■ Task item: Report how many lines below include "minimize", giving the figure alone.

Entries from a dataset of interfaces:
┌──
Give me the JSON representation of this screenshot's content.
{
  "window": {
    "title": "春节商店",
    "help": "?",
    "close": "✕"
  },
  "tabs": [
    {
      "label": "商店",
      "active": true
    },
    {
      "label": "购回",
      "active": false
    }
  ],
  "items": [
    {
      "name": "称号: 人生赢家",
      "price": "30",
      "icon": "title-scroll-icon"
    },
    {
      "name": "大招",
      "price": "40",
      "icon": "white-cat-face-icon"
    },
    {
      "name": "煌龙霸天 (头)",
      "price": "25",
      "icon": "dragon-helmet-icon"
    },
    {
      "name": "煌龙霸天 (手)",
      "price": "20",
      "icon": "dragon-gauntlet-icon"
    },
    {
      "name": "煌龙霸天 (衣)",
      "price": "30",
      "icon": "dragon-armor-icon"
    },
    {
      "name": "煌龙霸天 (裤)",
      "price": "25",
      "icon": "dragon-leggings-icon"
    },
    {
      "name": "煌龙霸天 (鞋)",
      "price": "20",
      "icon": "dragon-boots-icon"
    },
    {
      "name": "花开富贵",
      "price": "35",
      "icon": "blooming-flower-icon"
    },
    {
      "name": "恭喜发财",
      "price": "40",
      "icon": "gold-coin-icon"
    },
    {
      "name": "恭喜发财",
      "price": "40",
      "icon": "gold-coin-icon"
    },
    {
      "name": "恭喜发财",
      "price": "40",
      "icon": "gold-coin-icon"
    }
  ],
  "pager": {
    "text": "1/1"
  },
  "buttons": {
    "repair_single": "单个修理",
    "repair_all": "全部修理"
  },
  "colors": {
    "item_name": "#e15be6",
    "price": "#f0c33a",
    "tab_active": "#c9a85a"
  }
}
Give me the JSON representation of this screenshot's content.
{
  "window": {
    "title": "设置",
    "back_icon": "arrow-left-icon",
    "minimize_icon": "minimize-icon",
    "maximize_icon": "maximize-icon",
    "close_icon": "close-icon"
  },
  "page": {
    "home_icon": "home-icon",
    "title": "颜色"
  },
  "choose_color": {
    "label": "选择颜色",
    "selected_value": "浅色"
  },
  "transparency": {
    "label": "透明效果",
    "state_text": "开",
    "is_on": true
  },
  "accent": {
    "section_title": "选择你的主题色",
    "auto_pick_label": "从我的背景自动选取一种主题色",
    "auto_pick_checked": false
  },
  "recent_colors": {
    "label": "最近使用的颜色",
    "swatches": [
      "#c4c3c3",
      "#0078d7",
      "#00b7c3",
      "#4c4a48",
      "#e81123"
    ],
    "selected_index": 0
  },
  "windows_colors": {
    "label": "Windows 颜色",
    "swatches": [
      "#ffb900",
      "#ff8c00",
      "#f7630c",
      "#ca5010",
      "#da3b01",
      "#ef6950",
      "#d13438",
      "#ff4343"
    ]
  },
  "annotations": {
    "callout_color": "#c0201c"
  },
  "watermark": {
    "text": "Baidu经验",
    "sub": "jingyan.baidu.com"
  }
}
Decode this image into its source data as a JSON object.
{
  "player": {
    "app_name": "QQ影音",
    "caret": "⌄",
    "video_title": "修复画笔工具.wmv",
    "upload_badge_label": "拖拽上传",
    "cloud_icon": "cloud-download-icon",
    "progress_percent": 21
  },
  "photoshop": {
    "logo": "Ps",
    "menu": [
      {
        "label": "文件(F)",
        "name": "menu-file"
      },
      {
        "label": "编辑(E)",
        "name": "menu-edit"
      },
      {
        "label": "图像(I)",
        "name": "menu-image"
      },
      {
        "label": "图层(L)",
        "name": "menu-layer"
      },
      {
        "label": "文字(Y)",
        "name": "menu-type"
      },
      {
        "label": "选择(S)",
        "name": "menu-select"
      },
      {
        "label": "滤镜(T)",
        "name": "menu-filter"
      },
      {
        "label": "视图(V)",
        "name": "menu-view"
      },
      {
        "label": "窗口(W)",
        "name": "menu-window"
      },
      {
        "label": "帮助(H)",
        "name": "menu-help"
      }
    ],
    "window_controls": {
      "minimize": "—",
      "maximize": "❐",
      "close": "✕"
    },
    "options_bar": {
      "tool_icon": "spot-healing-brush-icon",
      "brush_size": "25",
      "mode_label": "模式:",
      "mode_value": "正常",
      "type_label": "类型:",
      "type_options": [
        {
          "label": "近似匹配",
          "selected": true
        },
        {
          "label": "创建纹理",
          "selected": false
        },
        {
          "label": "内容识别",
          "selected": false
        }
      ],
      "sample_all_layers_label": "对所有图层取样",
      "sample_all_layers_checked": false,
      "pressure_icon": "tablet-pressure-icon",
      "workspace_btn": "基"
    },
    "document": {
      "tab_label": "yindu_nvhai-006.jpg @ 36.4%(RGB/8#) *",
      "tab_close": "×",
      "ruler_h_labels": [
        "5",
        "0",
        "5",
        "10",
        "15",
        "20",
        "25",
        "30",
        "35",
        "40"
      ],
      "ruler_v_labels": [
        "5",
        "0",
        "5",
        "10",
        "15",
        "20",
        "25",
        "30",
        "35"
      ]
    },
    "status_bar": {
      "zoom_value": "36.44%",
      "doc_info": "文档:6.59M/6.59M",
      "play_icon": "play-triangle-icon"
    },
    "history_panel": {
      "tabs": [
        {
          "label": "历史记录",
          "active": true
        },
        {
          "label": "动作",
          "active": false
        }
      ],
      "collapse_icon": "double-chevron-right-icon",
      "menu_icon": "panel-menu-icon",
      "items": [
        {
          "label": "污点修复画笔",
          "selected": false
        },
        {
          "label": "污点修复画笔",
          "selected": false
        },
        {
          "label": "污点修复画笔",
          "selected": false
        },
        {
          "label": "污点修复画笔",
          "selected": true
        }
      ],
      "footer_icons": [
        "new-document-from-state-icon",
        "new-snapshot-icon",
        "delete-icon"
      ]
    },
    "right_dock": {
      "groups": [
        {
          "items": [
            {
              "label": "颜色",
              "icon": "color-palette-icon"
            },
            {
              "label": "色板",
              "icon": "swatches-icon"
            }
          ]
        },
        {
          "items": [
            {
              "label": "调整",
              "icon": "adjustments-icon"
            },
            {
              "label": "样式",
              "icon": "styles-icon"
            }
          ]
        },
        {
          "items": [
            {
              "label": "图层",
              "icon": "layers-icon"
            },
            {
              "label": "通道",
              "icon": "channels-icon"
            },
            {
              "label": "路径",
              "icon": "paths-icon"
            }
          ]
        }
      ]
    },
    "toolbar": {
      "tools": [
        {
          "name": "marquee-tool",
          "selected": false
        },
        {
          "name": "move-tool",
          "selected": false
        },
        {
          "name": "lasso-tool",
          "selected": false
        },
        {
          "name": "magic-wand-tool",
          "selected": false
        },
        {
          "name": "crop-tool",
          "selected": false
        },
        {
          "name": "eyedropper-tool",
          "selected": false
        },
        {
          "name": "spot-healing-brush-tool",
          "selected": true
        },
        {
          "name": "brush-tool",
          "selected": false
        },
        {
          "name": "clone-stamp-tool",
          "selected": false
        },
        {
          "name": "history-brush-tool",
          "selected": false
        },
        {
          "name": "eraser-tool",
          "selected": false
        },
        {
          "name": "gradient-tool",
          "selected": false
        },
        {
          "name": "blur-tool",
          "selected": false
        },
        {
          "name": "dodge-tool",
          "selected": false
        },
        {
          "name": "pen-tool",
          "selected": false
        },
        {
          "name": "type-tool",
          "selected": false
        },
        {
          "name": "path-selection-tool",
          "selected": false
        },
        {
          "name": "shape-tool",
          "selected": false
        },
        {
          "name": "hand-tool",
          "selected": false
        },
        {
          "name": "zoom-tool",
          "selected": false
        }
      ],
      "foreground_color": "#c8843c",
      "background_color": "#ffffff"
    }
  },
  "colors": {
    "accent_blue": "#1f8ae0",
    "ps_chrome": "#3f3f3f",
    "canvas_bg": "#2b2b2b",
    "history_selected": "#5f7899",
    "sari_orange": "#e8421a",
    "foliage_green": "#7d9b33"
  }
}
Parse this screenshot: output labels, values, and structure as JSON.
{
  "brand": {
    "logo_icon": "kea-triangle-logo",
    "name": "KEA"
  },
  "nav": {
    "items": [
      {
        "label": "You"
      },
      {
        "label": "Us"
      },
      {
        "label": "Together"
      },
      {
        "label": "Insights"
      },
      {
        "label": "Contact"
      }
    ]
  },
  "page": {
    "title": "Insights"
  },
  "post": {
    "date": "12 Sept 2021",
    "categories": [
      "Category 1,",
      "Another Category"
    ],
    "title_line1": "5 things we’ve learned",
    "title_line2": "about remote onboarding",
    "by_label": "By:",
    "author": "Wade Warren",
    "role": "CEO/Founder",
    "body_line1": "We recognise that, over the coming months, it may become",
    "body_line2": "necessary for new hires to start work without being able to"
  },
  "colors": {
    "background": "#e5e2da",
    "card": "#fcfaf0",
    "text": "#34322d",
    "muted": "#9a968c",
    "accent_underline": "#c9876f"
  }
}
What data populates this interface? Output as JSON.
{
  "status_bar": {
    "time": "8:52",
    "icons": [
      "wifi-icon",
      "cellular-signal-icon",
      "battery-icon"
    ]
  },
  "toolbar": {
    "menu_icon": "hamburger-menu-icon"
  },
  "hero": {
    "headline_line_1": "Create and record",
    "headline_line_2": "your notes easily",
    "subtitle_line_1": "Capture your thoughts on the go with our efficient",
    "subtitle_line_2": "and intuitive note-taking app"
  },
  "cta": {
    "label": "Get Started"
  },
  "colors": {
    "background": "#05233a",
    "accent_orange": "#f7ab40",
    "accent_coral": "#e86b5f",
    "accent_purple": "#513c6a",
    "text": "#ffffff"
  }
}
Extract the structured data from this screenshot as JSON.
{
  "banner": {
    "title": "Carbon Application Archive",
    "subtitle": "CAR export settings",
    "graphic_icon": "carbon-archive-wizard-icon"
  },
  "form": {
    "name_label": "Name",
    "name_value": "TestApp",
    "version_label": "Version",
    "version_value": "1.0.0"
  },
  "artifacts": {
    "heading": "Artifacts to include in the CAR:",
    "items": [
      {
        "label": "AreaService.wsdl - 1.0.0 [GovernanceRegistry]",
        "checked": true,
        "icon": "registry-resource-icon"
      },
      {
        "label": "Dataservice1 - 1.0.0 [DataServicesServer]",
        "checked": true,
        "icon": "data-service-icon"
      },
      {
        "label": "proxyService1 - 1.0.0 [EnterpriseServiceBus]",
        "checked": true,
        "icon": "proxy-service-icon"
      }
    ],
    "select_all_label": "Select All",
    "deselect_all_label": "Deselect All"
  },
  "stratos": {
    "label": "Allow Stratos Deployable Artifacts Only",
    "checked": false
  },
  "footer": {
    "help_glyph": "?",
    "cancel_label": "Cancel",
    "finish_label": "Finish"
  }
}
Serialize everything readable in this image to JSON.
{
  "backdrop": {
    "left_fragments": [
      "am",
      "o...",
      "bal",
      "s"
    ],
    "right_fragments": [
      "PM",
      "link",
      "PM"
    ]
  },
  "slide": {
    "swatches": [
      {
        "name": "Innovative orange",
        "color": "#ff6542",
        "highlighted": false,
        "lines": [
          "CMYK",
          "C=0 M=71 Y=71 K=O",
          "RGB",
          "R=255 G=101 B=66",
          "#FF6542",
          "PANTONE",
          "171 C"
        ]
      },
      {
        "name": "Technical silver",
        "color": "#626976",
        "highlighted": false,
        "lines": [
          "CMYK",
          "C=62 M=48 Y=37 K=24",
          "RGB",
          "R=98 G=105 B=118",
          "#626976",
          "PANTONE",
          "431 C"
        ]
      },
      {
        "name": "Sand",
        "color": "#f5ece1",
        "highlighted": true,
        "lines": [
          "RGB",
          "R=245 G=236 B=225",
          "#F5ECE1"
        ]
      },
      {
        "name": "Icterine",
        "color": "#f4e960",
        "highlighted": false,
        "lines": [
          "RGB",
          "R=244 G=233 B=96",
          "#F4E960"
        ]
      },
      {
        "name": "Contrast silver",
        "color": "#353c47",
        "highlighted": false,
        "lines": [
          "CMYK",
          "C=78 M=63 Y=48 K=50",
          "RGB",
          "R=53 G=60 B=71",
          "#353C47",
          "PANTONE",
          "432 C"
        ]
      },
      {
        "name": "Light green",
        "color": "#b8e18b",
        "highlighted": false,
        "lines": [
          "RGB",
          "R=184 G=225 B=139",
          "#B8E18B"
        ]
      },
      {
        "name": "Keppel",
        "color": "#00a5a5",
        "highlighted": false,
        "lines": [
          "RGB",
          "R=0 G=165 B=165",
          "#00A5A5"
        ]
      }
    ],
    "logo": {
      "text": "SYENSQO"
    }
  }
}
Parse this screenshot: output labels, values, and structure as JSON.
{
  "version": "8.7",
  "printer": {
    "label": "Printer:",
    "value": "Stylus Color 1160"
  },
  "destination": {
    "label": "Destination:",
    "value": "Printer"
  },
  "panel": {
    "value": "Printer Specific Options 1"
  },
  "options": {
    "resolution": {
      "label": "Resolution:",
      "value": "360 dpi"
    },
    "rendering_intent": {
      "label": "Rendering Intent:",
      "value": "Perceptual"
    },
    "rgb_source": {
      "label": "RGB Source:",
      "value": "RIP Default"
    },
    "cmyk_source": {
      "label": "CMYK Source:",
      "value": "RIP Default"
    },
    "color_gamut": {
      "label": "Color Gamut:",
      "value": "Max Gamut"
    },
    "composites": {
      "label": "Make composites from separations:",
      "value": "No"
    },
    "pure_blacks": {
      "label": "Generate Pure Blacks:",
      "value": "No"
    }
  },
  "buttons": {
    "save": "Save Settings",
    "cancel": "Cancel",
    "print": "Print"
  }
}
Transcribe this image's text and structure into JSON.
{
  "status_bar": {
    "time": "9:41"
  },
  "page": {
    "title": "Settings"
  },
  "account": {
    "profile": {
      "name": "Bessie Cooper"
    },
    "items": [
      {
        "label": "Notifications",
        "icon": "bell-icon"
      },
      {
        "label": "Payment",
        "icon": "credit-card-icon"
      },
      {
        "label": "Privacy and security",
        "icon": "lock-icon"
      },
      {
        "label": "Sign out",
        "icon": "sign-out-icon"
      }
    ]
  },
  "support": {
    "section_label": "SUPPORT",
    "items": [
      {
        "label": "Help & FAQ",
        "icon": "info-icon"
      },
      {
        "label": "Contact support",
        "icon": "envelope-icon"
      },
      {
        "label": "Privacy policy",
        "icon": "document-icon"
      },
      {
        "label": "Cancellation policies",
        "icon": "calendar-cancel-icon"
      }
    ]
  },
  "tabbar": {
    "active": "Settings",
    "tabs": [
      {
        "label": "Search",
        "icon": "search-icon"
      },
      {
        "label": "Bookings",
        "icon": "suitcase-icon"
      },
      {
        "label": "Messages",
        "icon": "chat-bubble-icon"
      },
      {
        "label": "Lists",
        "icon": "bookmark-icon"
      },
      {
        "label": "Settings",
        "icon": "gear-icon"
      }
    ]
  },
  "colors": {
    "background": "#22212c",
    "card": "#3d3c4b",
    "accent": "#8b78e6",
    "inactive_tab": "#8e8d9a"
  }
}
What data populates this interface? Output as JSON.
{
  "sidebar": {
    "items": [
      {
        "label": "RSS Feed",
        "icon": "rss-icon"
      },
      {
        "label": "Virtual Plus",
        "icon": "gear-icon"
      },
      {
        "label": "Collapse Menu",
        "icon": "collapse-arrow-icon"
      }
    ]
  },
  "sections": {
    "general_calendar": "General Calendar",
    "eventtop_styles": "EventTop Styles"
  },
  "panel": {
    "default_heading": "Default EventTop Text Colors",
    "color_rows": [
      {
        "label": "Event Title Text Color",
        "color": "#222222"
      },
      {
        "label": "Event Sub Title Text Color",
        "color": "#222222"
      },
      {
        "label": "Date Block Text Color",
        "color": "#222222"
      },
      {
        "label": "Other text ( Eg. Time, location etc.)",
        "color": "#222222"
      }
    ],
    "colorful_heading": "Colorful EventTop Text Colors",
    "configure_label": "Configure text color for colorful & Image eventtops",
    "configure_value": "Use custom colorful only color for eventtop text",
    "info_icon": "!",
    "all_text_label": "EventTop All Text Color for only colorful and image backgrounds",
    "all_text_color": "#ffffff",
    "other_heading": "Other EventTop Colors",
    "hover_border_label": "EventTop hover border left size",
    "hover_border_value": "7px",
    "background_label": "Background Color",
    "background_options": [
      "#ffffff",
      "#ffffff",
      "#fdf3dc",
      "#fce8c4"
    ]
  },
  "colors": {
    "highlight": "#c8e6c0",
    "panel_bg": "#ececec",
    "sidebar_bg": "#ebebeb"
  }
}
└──
■ Task response: 2